Task inputs:

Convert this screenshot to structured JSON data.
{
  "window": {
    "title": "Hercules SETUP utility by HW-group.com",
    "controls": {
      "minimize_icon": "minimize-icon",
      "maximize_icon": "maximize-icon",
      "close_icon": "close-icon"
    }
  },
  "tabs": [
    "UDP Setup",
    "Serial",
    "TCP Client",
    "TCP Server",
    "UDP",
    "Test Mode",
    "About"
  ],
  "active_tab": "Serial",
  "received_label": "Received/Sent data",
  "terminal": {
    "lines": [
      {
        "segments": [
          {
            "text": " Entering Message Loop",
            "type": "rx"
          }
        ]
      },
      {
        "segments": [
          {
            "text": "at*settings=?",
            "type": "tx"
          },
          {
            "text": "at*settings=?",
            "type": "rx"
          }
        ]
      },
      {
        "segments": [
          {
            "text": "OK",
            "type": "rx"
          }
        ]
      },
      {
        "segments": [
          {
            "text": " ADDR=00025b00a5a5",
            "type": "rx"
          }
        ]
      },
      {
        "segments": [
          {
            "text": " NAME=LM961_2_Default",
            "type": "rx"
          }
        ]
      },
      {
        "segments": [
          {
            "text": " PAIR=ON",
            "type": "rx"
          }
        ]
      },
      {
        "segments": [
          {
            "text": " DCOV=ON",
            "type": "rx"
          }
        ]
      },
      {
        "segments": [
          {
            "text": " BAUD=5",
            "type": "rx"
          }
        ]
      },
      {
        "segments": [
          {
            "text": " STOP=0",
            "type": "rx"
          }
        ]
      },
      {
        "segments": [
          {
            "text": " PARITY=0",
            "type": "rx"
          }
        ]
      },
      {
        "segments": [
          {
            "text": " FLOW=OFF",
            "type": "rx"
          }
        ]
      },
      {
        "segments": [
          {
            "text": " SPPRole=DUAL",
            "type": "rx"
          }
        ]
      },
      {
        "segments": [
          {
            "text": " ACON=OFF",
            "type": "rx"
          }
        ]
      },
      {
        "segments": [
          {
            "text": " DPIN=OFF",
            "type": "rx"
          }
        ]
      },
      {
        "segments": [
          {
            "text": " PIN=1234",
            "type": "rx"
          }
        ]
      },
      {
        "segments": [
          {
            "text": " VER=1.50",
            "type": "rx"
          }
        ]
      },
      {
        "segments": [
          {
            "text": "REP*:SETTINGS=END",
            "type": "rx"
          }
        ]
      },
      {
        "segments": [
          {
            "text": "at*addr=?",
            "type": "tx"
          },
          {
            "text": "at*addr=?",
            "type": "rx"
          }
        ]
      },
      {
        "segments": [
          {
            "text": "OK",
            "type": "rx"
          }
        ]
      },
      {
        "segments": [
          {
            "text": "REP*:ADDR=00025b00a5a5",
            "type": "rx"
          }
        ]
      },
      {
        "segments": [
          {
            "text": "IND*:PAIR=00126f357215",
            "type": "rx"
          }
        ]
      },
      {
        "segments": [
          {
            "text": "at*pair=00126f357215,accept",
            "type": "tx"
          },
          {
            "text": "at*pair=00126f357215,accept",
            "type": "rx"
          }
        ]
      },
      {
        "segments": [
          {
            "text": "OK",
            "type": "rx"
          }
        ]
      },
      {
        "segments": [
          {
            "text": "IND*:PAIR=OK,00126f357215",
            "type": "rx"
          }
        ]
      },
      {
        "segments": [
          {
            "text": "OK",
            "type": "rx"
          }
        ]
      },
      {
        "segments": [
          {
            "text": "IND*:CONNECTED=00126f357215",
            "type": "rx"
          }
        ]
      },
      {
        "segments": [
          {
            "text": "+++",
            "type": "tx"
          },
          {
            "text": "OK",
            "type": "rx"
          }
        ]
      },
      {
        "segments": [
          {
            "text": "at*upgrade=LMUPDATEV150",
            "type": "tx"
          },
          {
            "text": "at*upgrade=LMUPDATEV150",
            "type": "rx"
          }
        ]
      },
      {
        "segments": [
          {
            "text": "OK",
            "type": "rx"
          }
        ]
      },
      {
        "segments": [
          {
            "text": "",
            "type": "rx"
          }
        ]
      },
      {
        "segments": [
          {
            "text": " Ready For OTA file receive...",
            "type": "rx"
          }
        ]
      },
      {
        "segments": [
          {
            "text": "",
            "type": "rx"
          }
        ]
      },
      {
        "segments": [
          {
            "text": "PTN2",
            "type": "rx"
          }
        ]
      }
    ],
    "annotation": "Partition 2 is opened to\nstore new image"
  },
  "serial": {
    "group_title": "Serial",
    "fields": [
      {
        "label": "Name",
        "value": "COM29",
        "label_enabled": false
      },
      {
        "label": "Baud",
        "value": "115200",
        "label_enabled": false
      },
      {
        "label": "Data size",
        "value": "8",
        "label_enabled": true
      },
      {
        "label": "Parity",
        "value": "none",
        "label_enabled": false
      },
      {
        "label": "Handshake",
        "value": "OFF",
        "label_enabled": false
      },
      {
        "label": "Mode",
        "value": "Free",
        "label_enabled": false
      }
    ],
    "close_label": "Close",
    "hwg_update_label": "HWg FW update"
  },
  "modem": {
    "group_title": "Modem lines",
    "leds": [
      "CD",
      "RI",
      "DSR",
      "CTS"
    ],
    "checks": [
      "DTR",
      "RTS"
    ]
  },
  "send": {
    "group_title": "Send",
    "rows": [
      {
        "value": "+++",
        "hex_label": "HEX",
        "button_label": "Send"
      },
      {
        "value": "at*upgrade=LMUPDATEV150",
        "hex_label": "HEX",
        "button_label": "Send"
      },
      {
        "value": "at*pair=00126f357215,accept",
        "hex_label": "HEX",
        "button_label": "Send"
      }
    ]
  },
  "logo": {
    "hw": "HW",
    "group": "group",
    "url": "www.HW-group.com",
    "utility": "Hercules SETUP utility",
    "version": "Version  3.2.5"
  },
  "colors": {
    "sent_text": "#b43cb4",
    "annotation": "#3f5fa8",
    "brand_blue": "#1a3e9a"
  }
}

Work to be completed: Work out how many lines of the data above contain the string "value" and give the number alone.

Result of this task: 9